An exploration of identity change in post-detoxification alcohol dependent individuals

Caitlin Notley, Ben Houghton, Vivienne Maskrey, Richard Holland, Anne Lingford-Hughes, Bhaskar Punukollu, Theodora Duka, Christos Kouimtsidis

Research output: Contribution to journalArticlepeer-review

10 Downloads (Pure)


Purpose: Dependent alcohol use is a severe addictive disorder with significant enduring consequences for health and social functioning. This study aims to inductively explore the process of identity change for alcohol dependent people progressing through a “pre-habilitation” intervention, alcohol detoxification and post-detoxification recovery support. Design/methodology/approach: Qualitative study as a part of a process evaluation situated within a UK feasibility trial of a group-based intervention in preparation for structured alcohol detoxification. Semi-structured qualitative interviews (face-to-face or telephone) collected self-reported data on experiences of treatment provision as part of the feasibility trial. Thematic analysis of transcripts and iterative categorisation of identity-related themes and concepts was conducted with verification of analysis undertaken by a second coder. Findings: Identity change was revealed in participant narratives around the meta themes of external (social-identity) and internal (self-identity) concepts. External influences impacting social identity were key, having influenced initiation into alcohol use, influencing acceptance of the stigmatised “alcoholic” label and then being central to the treatment journey. Internal influences on self-identity also impacted on the process of identity change. In recovery, there was hope in discovering a new “normal” identity or rediscovering normality. Originality/value: Analysis demonstrates that moving from regular alcohol use to problematic use is a journey of identity change that is influenced at the macro (cultural), meso (group) and micro (relational) social levels. Throughout the treatment journey, social influences in gaining a new non-drinker identity are key. Findings suggest a need for long-term support through treatment and community-based groups specifically to foster positive identity change that may not have been addressed previously.

Original languageEnglish
Pages (from-to)48-61
Number of pages14
JournalDrugs, Habits and Social Policy
Issue number1
Early online date17 Jun 2022
Publication statusPublished - 5 Aug 2022

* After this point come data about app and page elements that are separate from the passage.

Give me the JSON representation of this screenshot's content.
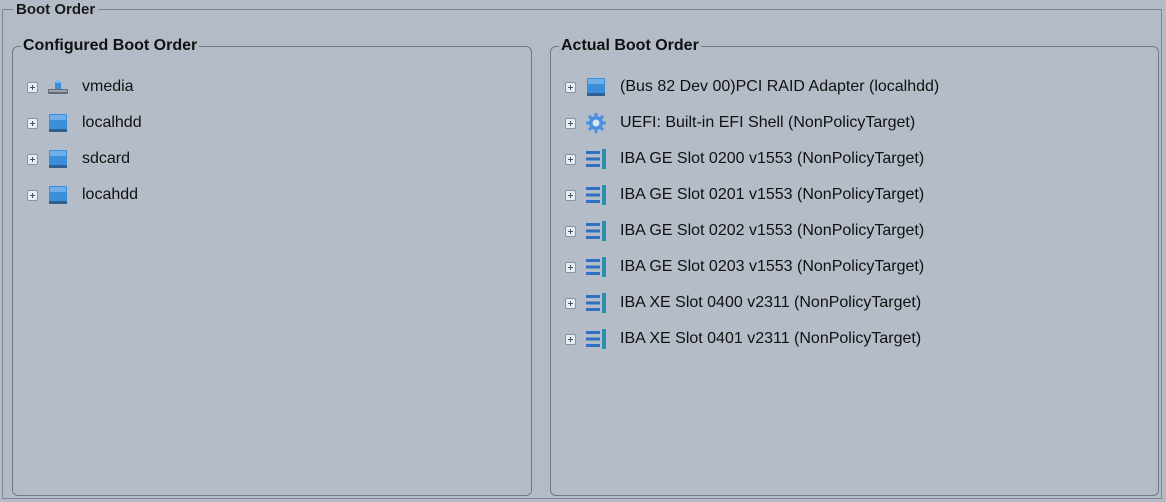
{
  "outer_title": "Boot Order",
  "configured": {
    "title": "Configured Boot Order",
    "items": [
      {
        "label": "vmedia",
        "icon": "vmedia-icon"
      },
      {
        "label": "localhdd",
        "icon": "disk-icon"
      },
      {
        "label": "sdcard",
        "icon": "disk-icon"
      },
      {
        "label": "locahdd",
        "icon": "disk-icon"
      }
    ]
  },
  "actual": {
    "title": "Actual Boot Order",
    "items": [
      {
        "label": "(Bus 82 Dev 00)PCI RAID Adapter (localhdd)",
        "icon": "disk-icon"
      },
      {
        "label": "UEFI: Built-in EFI Shell  (NonPolicyTarget)",
        "icon": "gear-icon"
      },
      {
        "label": "IBA GE Slot 0200 v1553 (NonPolicyTarget)",
        "icon": "network-icon"
      },
      {
        "label": "IBA GE Slot 0201 v1553 (NonPolicyTarget)",
        "icon": "network-icon"
      },
      {
        "label": "IBA GE Slot 0202 v1553 (NonPolicyTarget)",
        "icon": "network-icon"
      },
      {
        "label": "IBA GE Slot 0203 v1553 (NonPolicyTarget)",
        "icon": "network-icon"
      },
      {
        "label": "IBA XE Slot 0400 v2311 (NonPolicyTarget)",
        "icon": "network-icon"
      },
      {
        "label": "IBA XE Slot 0401 v2311 (NonPolicyTarget)",
        "icon": "network-icon"
      }
    ]
  },
  "colors": {
    "background": "#b3bcc6",
    "disk_blue": "#3a8fd8",
    "network_blue": "#2f6fc4",
    "gear_blue": "#4a90e2"
  }
}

  • Alcohol treatment
  • Detox
  • Identity
  • Qualitative
  • Recovery
  • Relapse
  • Social science

Cite this